(Excerpts from an interface dataset)

____

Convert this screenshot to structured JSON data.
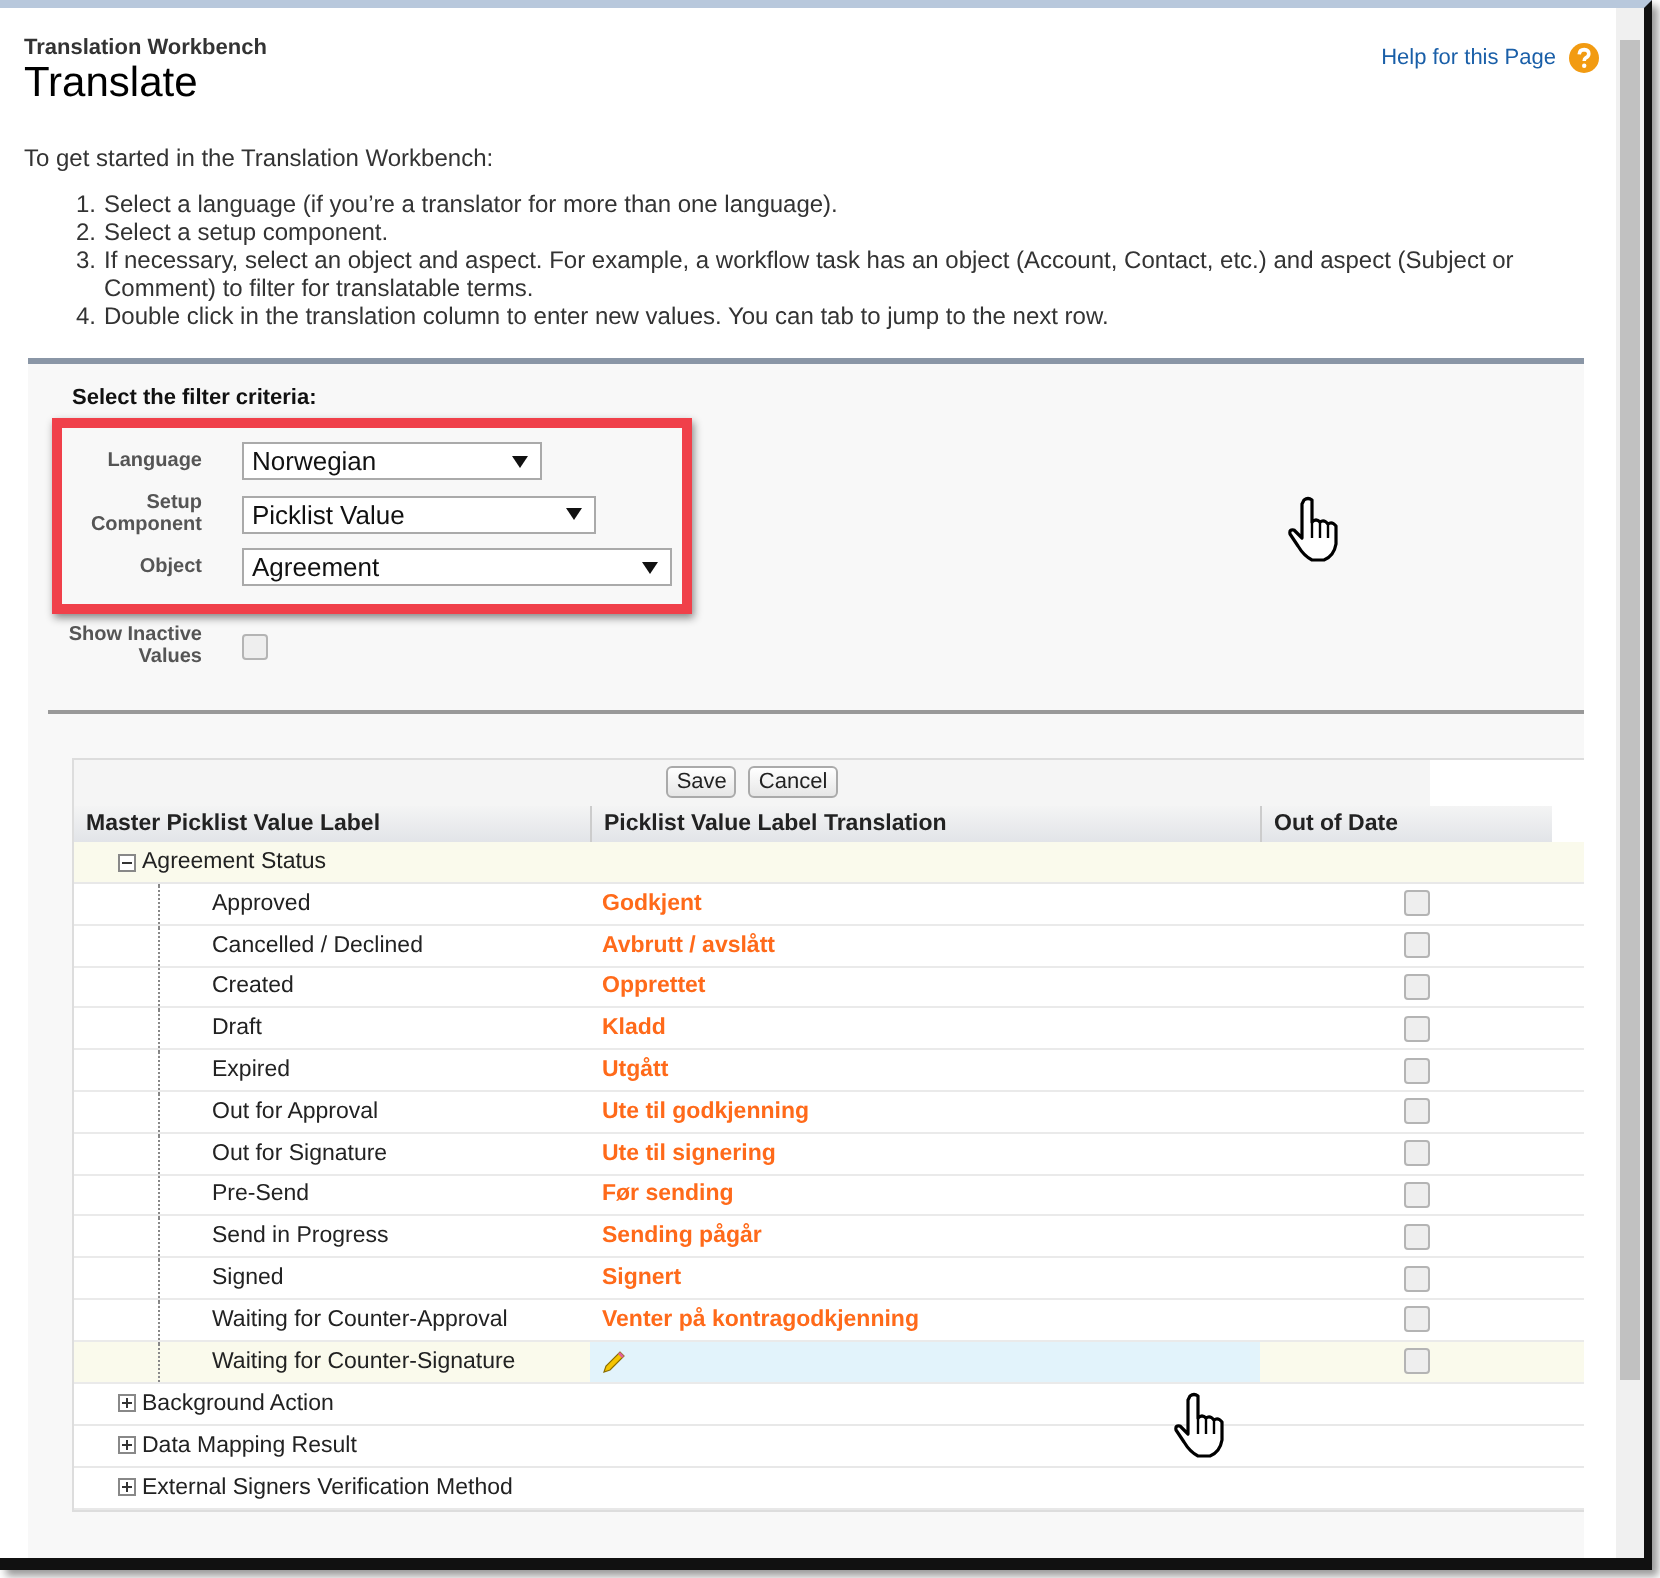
{
  "header": {
    "breadcrumb": "Translation Workbench",
    "title": "Translate",
    "help_link": "Help for this Page"
  },
  "intro": "To get started in the Translation Workbench:",
  "steps": [
    {
      "number": "1.",
      "text": "Select a language (if you’re a translator for more than one language)."
    },
    {
      "number": "2.",
      "text": "Select a setup component."
    },
    {
      "number": "3.",
      "text": "If necessary, select an object and aspect. For example, a workflow task has an object (Account, Contact, etc.) and aspect (Subject or Comment) to filter for translatable terms."
    },
    {
      "number": "4.",
      "text": "Double click in the translation column to enter new values. You can tab to jump to the next row."
    }
  ],
  "filter": {
    "heading": "Select the filter criteria:",
    "fields": [
      {
        "label": "Language",
        "kind": "select",
        "value": "Norwegian",
        "highlighted": true
      },
      {
        "label": "Setup Component",
        "kind": "select",
        "value": "Picklist Value",
        "highlighted": true
      },
      {
        "label": "Object",
        "kind": "select",
        "value": "Agreement",
        "highlighted": true
      },
      {
        "label": "Show Inactive Values",
        "kind": "checkbox",
        "checked": false,
        "highlighted": false
      }
    ]
  },
  "buttons": [
    "Save",
    "Cancel"
  ],
  "table": {
    "columns": [
      "Master Picklist Value Label",
      "Picklist Value Label Translation",
      "Out of Date"
    ],
    "groups": [
      {
        "name": "Agreement Status",
        "expanded": true,
        "children": [
          {
            "label": "Approved",
            "translation": "Godkjent",
            "out_of_date": false,
            "selected": false
          },
          {
            "label": "Cancelled / Declined",
            "translation": "Avbrutt / avslått",
            "out_of_date": false,
            "selected": false
          },
          {
            "label": "Created",
            "translation": "Opprettet",
            "out_of_date": false,
            "selected": false
          },
          {
            "label": "Draft",
            "translation": "Kladd",
            "out_of_date": false,
            "selected": false
          },
          {
            "label": "Expired",
            "translation": "Utgått",
            "out_of_date": false,
            "selected": false
          },
          {
            "label": "Out for Approval",
            "translation": "Ute til godkjenning",
            "out_of_date": false,
            "selected": false
          },
          {
            "label": "Out for Signature",
            "translation": "Ute til signering",
            "out_of_date": false,
            "selected": false
          },
          {
            "label": "Pre-Send",
            "translation": "Før sending",
            "out_of_date": false,
            "selected": false
          },
          {
            "label": "Send in Progress",
            "translation": "Sending pågår",
            "out_of_date": false,
            "selected": false
          },
          {
            "label": "Signed",
            "translation": "Signert",
            "out_of_date": false,
            "selected": false
          },
          {
            "label": "Waiting for Counter-Approval",
            "translation": "Venter på kontragodkjenning",
            "out_of_date": false,
            "selected": false
          },
          {
            "label": "Waiting for Counter-Signature",
            "out_of_date": false,
            "selected": true
          }
        ]
      },
      {
        "name": "Background Action",
        "expanded": false
      },
      {
        "name": "Data Mapping Result",
        "expanded": false
      },
      {
        "name": "External Signers Verification Method",
        "expanded": false
      }
    ]
  }
}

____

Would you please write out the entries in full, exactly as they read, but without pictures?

Convert this screenshot to structured JSON data.
{
  "header": {
    "breadcrumb": "Translation Workbench",
    "title": "Translate",
    "help_link": "Help for this Page"
  },
  "intro": "To get started in the Translation Workbench:",
  "steps": [
    {
      "number": "1.",
      "text": "Select a language (if you’re a translator for more than one language)."
    },
    {
      "number": "2.",
      "text": "Select a setup component."
    },
    {
      "number": "3.",
      "text": "If necessary, select an object and aspect. For example, a workflow task has an object (Account, Contact, etc.) and aspect (Subject or Comment) to filter for translatable terms."
    },
    {
      "number": "4.",
      "text": "Double click in the translation column to enter new values. You can tab to jump to the next row."
    }
  ],
  "filter": {
    "heading": "Select the filter criteria:",
    "fields": [
      {
        "label": "Language",
        "kind": "select",
        "value": "Norwegian",
        "highlighted": true
      },
      {
        "label": "Setup Component",
        "kind": "select",
        "value": "Picklist Value",
        "highlighted": true
      },
      {
        "label": "Object",
        "kind": "select",
        "value": "Agreement",
        "highlighted": true
      },
      {
        "label": "Show Inactive Values",
        "kind": "checkbox",
        "checked": false,
        "highlighted": false
      }
    ]
  },
  "buttons": [
    "Save",
    "Cancel"
  ],
  "table": {
    "columns": [
      "Master Picklist Value Label",
      "Picklist Value Label Translation",
      "Out of Date"
    ],
    "groups": [
      {
        "name": "Agreement Status",
        "expanded": true,
        "children": [
          {
            "label": "Approved",
            "translation": "Godkjent",
            "out_of_date": false,
            "selected": false
          },
          {
            "label": "Cancelled / Declined",
            "translation": "Avbrutt / avslått",
            "out_of_date": false,
            "selected": false
          },
          {
            "label": "Created",
            "translation": "Opprettet",
            "out_of_date": false,
            "selected": false
          },
          {
            "label": "Draft",
            "translation": "Kladd",
            "out_of_date": false,
            "selected": false
          },
          {
            "label": "Expired",
            "translation": "Utgått",
            "out_of_date": false,
            "selected": false
          },
          {
            "label": "Out for Approval",
            "translation": "Ute til godkjenning",
            "out_of_date": false,
            "selected": false
          },
          {
            "label": "Out for Signature",
            "translation": "Ute til signering",
            "out_of_date": false,
            "selected": false
          },
          {
            "label": "Pre-Send",
            "translation": "Før sending",
            "out_of_date": false,
            "selected": false
          },
          {
            "label": "Send in Progress",
            "translation": "Sending pågår",
            "out_of_date": false,
            "selected": false
          },
          {
            "label": "Signed",
            "translation": "Signert",
            "out_of_date": false,
            "selected": false
          },
          {
            "label": "Waiting for Counter-Approval",
            "translation": "Venter på kontragodkjenning",
            "out_of_date": false,
            "selected": false
          },
          {
            "label": "Waiting for Counter-Signature",
            "out_of_date": false,
            "selected": true
          }
        ]
      },
      {
        "name": "Background Action",
        "expanded": false
      },
      {
        "name": "Data Mapping Result",
        "expanded": false
      },
      {
        "name": "External Signers Verification Method",
        "expanded": false
      }
    ]
  }
}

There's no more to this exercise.